FOX News senior judicial analyst Judge Andrew Napolitano argues license plate readers that track cars could violate the Fourth Amendment.
What do college girls and bottled water have to do with the emerging American police state? Quite a bit, it seems.
For decades, a so-called anti-propaganda law prevented the U.S. government's mammoth broadcasting arm from delivering programming to American audiences. But on July 2, that came silently to an end with the implementation of a new reform passed in January. The result: an unleashing of thousands of hours per week of government-funded radio and TV programs for domestic U.S. consumption in a reform initially criticized as a green light for U.S. domestic propaganda efforts. So what just happened?
A Republican lawmaker has introduced legislation that would block funding to schools that prohibit children from playing with imaginary guns.
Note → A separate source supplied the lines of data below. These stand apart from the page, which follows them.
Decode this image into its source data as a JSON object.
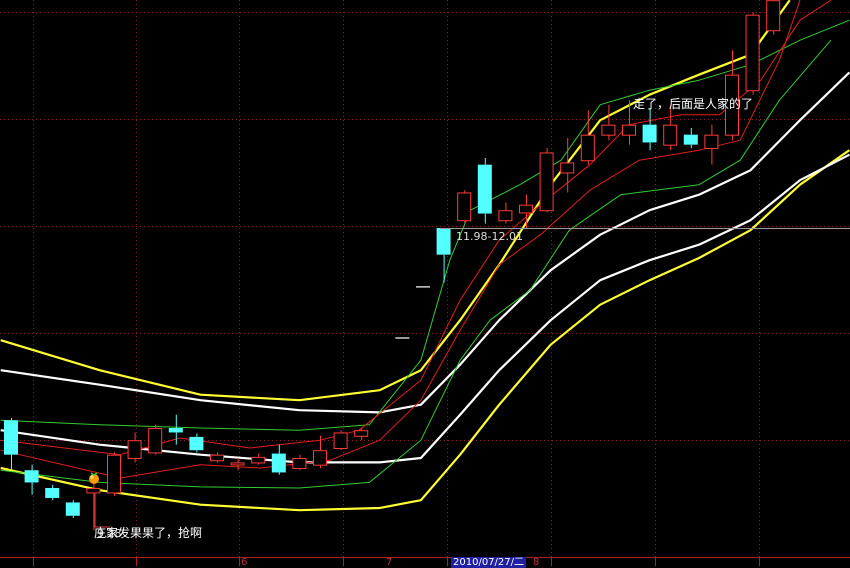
{
  "chart_data": {
    "type": "candlestick",
    "title": "",
    "colors": {
      "up": "#ff3b3b",
      "down": "#54ffff",
      "grid": "#8a2020",
      "crosshair": "#9a9a9a",
      "yellow": "#ffff33",
      "white": "#ffffff",
      "green": "#33cc33",
      "red": "#e02020",
      "background": "#000000"
    },
    "ylim": [
      9.0,
      14.05
    ],
    "candles": [
      {
        "o": 10.27,
        "c": 9.96,
        "h": 10.29,
        "l": 9.82
      },
      {
        "o": 9.82,
        "c": 9.71,
        "h": 9.87,
        "l": 9.6
      },
      {
        "o": 9.66,
        "c": 9.57,
        "h": 9.69,
        "l": 9.55
      },
      {
        "o": 9.53,
        "c": 9.41,
        "h": 9.55,
        "l": 9.39
      },
      {
        "o": 9.62,
        "c": 9.66,
        "h": 9.75,
        "l": 9.28
      },
      {
        "o": 9.62,
        "c": 9.96,
        "h": 9.98,
        "l": 9.59
      },
      {
        "o": 9.93,
        "c": 10.09,
        "h": 10.16,
        "l": 9.89
      },
      {
        "o": 9.98,
        "c": 10.2,
        "h": 10.23,
        "l": 9.96
      },
      {
        "o": 10.2,
        "c": 10.16,
        "h": 10.32,
        "l": 10.05
      },
      {
        "o": 10.12,
        "c": 10.0,
        "h": 10.15,
        "l": 9.98
      },
      {
        "o": 9.91,
        "c": 9.96,
        "h": 9.98,
        "l": 9.89
      },
      {
        "o": 9.88,
        "c": 9.89,
        "h": 9.93,
        "l": 9.82
      },
      {
        "o": 9.89,
        "c": 9.94,
        "h": 9.97,
        "l": 9.87
      },
      {
        "o": 9.97,
        "c": 9.8,
        "h": 10.05,
        "l": 9.78
      },
      {
        "o": 9.84,
        "c": 9.93,
        "h": 9.96,
        "l": 9.82
      },
      {
        "o": 9.87,
        "c": 10.0,
        "h": 10.13,
        "l": 9.84
      },
      {
        "o": 10.02,
        "c": 10.16,
        "h": 10.18,
        "l": 10.0
      },
      {
        "o": 10.13,
        "c": 10.18,
        "h": 10.2,
        "l": 10.09
      },
      null,
      {
        "o": 11.01,
        "c": 11.01,
        "h": 11.01,
        "l": 11.01
      },
      {
        "o": 11.47,
        "c": 11.47,
        "h": 11.47,
        "l": 11.47
      },
      {
        "o": 12.0,
        "c": 11.76,
        "h": 12.0,
        "l": 11.51
      },
      {
        "o": 12.07,
        "c": 12.32,
        "h": 12.34,
        "l": 12.05
      },
      {
        "o": 12.57,
        "c": 12.13,
        "h": 12.63,
        "l": 12.04
      },
      {
        "o": 12.07,
        "c": 12.16,
        "h": 12.23,
        "l": 12.04
      },
      {
        "o": 12.14,
        "c": 12.21,
        "h": 12.3,
        "l": 12.0
      },
      {
        "o": 12.16,
        "c": 12.68,
        "h": 12.72,
        "l": 12.14
      },
      {
        "o": 12.5,
        "c": 12.59,
        "h": 12.81,
        "l": 12.32
      },
      {
        "o": 12.61,
        "c": 12.84,
        "h": 13.06,
        "l": 12.57
      },
      {
        "o": 12.84,
        "c": 12.93,
        "h": 13.11,
        "l": 12.79
      },
      {
        "o": 12.84,
        "c": 12.93,
        "h": 13.15,
        "l": 12.75
      },
      {
        "o": 12.93,
        "c": 12.77,
        "h": 13.08,
        "l": 12.7
      },
      {
        "o": 12.75,
        "c": 12.93,
        "h": 13.11,
        "l": 12.7
      },
      {
        "o": 12.84,
        "c": 12.75,
        "h": 12.9,
        "l": 12.72
      },
      {
        "o": 12.72,
        "c": 12.84,
        "h": 12.93,
        "l": 12.57
      },
      {
        "o": 12.84,
        "c": 13.38,
        "h": 13.6,
        "l": 12.79
      },
      {
        "o": 13.24,
        "c": 13.92,
        "h": 13.94,
        "l": 13.2
      },
      {
        "o": 13.78,
        "c": 14.05,
        "h": 14.05,
        "l": 13.74
      }
    ],
    "series": [
      {
        "name": "yellow-upper",
        "color": "#ffff33",
        "width": 2.2,
        "points": [
          [
            -0.5,
            10.99
          ],
          [
            4.3,
            10.72
          ],
          [
            9.2,
            10.5
          ],
          [
            14.0,
            10.45
          ],
          [
            17.9,
            10.54
          ],
          [
            19.9,
            10.72
          ],
          [
            21.8,
            11.17
          ],
          [
            23.7,
            11.67
          ],
          [
            26.2,
            12.39
          ],
          [
            28.6,
            12.97
          ],
          [
            31.0,
            13.2
          ],
          [
            33.4,
            13.38
          ],
          [
            35.9,
            13.56
          ],
          [
            37.8,
            14.05
          ]
        ]
      },
      {
        "name": "yellow-lower",
        "color": "#ffff33",
        "width": 2.2,
        "points": [
          [
            -0.5,
            9.84
          ],
          [
            4.3,
            9.64
          ],
          [
            9.2,
            9.51
          ],
          [
            14.0,
            9.46
          ],
          [
            17.9,
            9.48
          ],
          [
            19.9,
            9.55
          ],
          [
            21.8,
            9.96
          ],
          [
            23.7,
            10.41
          ],
          [
            26.2,
            10.95
          ],
          [
            28.6,
            11.31
          ],
          [
            31.0,
            11.53
          ],
          [
            33.4,
            11.73
          ],
          [
            35.9,
            11.98
          ],
          [
            38.3,
            12.39
          ],
          [
            40.7,
            12.7
          ]
        ]
      },
      {
        "name": "white-upper",
        "color": "#ffffff",
        "width": 2.2,
        "points": [
          [
            -0.5,
            10.72
          ],
          [
            4.3,
            10.59
          ],
          [
            9.2,
            10.45
          ],
          [
            14.0,
            10.36
          ],
          [
            17.9,
            10.34
          ],
          [
            19.9,
            10.41
          ],
          [
            21.8,
            10.77
          ],
          [
            23.7,
            11.17
          ],
          [
            26.2,
            11.62
          ],
          [
            28.6,
            11.94
          ],
          [
            31.0,
            12.16
          ],
          [
            33.4,
            12.3
          ],
          [
            35.9,
            12.52
          ],
          [
            38.3,
            12.97
          ],
          [
            40.7,
            13.4
          ]
        ]
      },
      {
        "name": "white-lower",
        "color": "#ffffff",
        "width": 2.2,
        "points": [
          [
            -0.5,
            10.18
          ],
          [
            4.3,
            10.05
          ],
          [
            9.2,
            9.96
          ],
          [
            14.0,
            9.89
          ],
          [
            17.9,
            9.89
          ],
          [
            19.9,
            9.93
          ],
          [
            21.8,
            10.32
          ],
          [
            23.7,
            10.72
          ],
          [
            26.2,
            11.17
          ],
          [
            28.6,
            11.53
          ],
          [
            31.0,
            11.71
          ],
          [
            33.4,
            11.85
          ],
          [
            35.9,
            12.07
          ],
          [
            38.3,
            12.43
          ],
          [
            40.7,
            12.66
          ]
        ]
      },
      {
        "name": "green-upper",
        "color": "#33cc33",
        "width": 1,
        "points": [
          [
            -0.5,
            10.27
          ],
          [
            4.3,
            10.23
          ],
          [
            9.2,
            10.2
          ],
          [
            14.0,
            10.18
          ],
          [
            17.4,
            10.23
          ],
          [
            19.9,
            10.81
          ],
          [
            21.3,
            11.71
          ],
          [
            22.3,
            12.16
          ],
          [
            24.7,
            12.39
          ],
          [
            26.7,
            12.61
          ],
          [
            28.6,
            13.11
          ],
          [
            31.0,
            13.24
          ],
          [
            33.4,
            13.33
          ],
          [
            35.9,
            13.47
          ],
          [
            38.3,
            13.69
          ],
          [
            40.7,
            13.87
          ]
        ]
      },
      {
        "name": "green-lower",
        "color": "#33cc33",
        "width": 1,
        "points": [
          [
            -0.5,
            9.82
          ],
          [
            4.3,
            9.71
          ],
          [
            9.2,
            9.67
          ],
          [
            14.0,
            9.66
          ],
          [
            17.4,
            9.71
          ],
          [
            19.9,
            10.09
          ],
          [
            21.8,
            10.81
          ],
          [
            23.25,
            11.17
          ],
          [
            25.2,
            11.44
          ],
          [
            27.1,
            11.98
          ],
          [
            29.6,
            12.3
          ],
          [
            33.4,
            12.39
          ],
          [
            35.4,
            12.61
          ],
          [
            37.3,
            13.15
          ],
          [
            39.8,
            13.69
          ]
        ]
      },
      {
        "name": "red-upper",
        "color": "#e02020",
        "width": 1,
        "points": [
          [
            -0.5,
            10.09
          ],
          [
            5.3,
            9.96
          ],
          [
            8.2,
            10.11
          ],
          [
            11.6,
            10.02
          ],
          [
            15.0,
            10.09
          ],
          [
            16.9,
            10.18
          ],
          [
            19.9,
            10.63
          ],
          [
            21.8,
            11.35
          ],
          [
            23.7,
            11.89
          ],
          [
            25.7,
            12.21
          ],
          [
            28.1,
            12.57
          ],
          [
            30.0,
            12.93
          ],
          [
            32.5,
            13.02
          ],
          [
            34.4,
            13.02
          ],
          [
            36.4,
            13.33
          ],
          [
            38.3,
            13.87
          ],
          [
            39.8,
            14.05
          ]
        ]
      },
      {
        "name": "red-lower",
        "color": "#e02020",
        "width": 1,
        "points": [
          [
            -0.5,
            10.0
          ],
          [
            5.3,
            9.75
          ],
          [
            9.2,
            9.87
          ],
          [
            12.1,
            9.84
          ],
          [
            15.5,
            9.91
          ],
          [
            17.9,
            10.09
          ],
          [
            19.9,
            10.45
          ],
          [
            21.8,
            11.08
          ],
          [
            23.7,
            11.67
          ],
          [
            25.7,
            11.94
          ],
          [
            28.1,
            12.34
          ],
          [
            30.5,
            12.61
          ],
          [
            33.4,
            12.7
          ],
          [
            35.4,
            12.79
          ],
          [
            37.3,
            13.51
          ],
          [
            38.3,
            14.05
          ]
        ]
      }
    ],
    "crosshair_price": 12.0,
    "x_tick_labels": [
      "6",
      "7",
      "2010/07/27/二",
      "8"
    ],
    "annotations": {
      "low_price": "9.28",
      "buy_note": "庄家发果果了，抢啊",
      "sell_note": "走了，后面是人家的了",
      "crosshair_range": "11.98-12.01"
    }
  }
}
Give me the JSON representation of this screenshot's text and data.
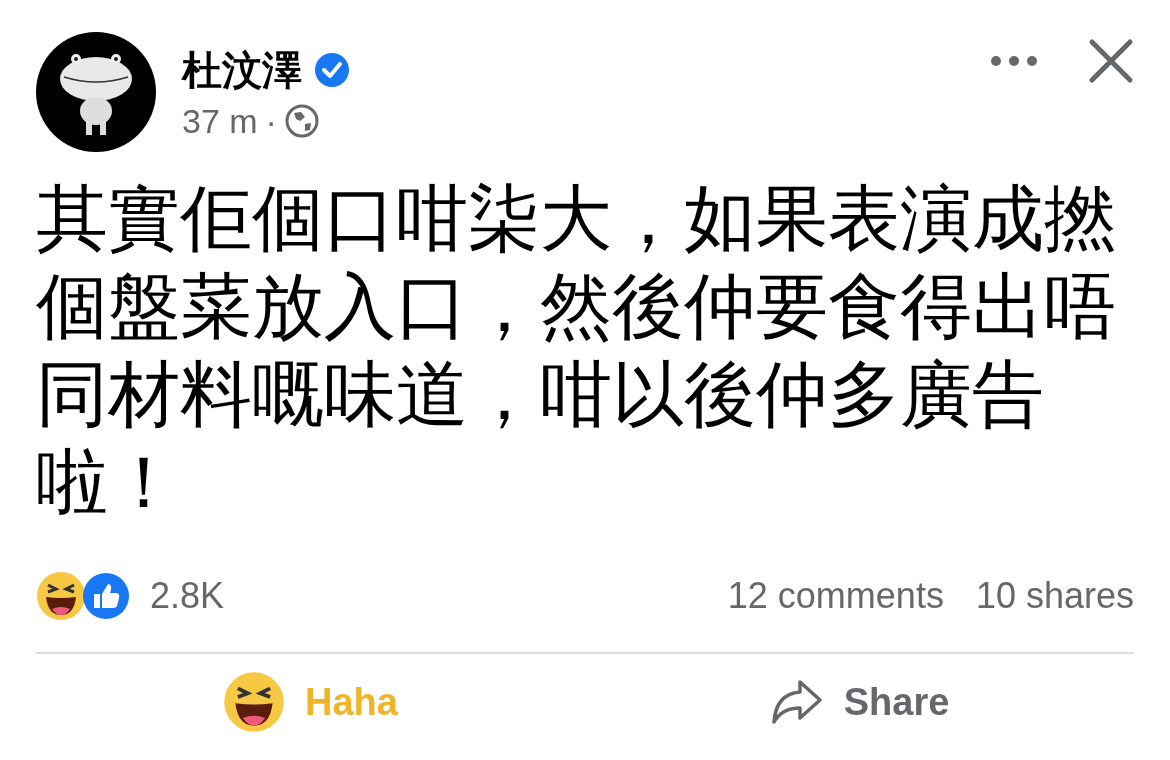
{
  "post": {
    "author": "杜汶澤",
    "verified": true,
    "time": "37 m",
    "separator": "·",
    "text": "其實佢個口咁柒大，如果表演成撚個盤菜放入口，然後仲要食得出唔同材料嘅味道，咁以後仲多廣告啦！"
  },
  "stats": {
    "reactions_count": "2.8K",
    "comments": "12 comments",
    "shares": "10 shares"
  },
  "actions": [
    {
      "kind": "reaction",
      "label": "Haha",
      "selected": true
    },
    {
      "kind": "share",
      "label": "Share",
      "selected": false
    }
  ]
}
Rep. Steve Stockman, R-Texas, says the Student Protection Act aims to stop the enforcement of policies that "punish innocent children" by cutting funds to schools that abuse "zero tolerance" weapons policies.
UPDATE:KOKESH TEAM PRESS RELEASE...HERNDON, Va. -FOX 5 has confirmed that U.S. Park Police along with Herndon Police are serving a search warrant at the home of Adam Kokesh, a pro-gun activist who was seen on a YouTube video posted on July 4th loading a shotgun in Freedom Plaza.
Author and activist Mark Dice on Monday released what may very well be the most depressing “man on the street” video for 2013 (possibly beating “College Kids Who Don’t Know U.S. History”). In Dice’s new video, he successfully encourages a group of California beachgoers to sign a petition calling for the repeal the Bill of Rights.
A Nevada family is using a rare legal argument in a lawsuit claiming police tried to commandeer their homes for a surveillance operation and then arrested the homeowners for resisting -- invoking the Third Amendment, which bars soldiers from being "quartered" in a residence without permission.
WASHINGTON — Leslie James Pickering noticed something odd in his mail last September: a handwritten card, apparently delivered by mistake, with instructions for postal workers to pay special attention to the letters and packages sent to his home.
You don't often hear about lawsuits based on the Third Amendment, the one that says "no soldier shall in time of peace be quartered in any house without the consent of the owner, nor in time of war but in a manner to be prescribed by law." That usually overlooked provision is cited in a federal lawsuit recently filed by Anthony Mitchell and his parents, Michael and Linda Mitchell—an oddity for which we can thank the Henderson, Nevada, police department. The Mitchells, who live in separate houses near each other in the Las Vegas suburb, were forcibly evicted from their homes on July 10, 2011, by police officers responding to a domestic violence report involving one of their neighbors. Here is how it all started, according to the complaint...
HAWTHORNE, CA (CNN) — There's controversy in Hawthorne, California, where police shot and killed a man's dog last weekend. It was all caught on camera and the video has gone viral.
National Guard units seeking to confiscate a cache of recently banned assault weapons were ambushed by elements of a Para-military extremist faction. Military and law enforcement sources estimate that 72 were killed and more than 200 injured before government forces were compelled to withdraw.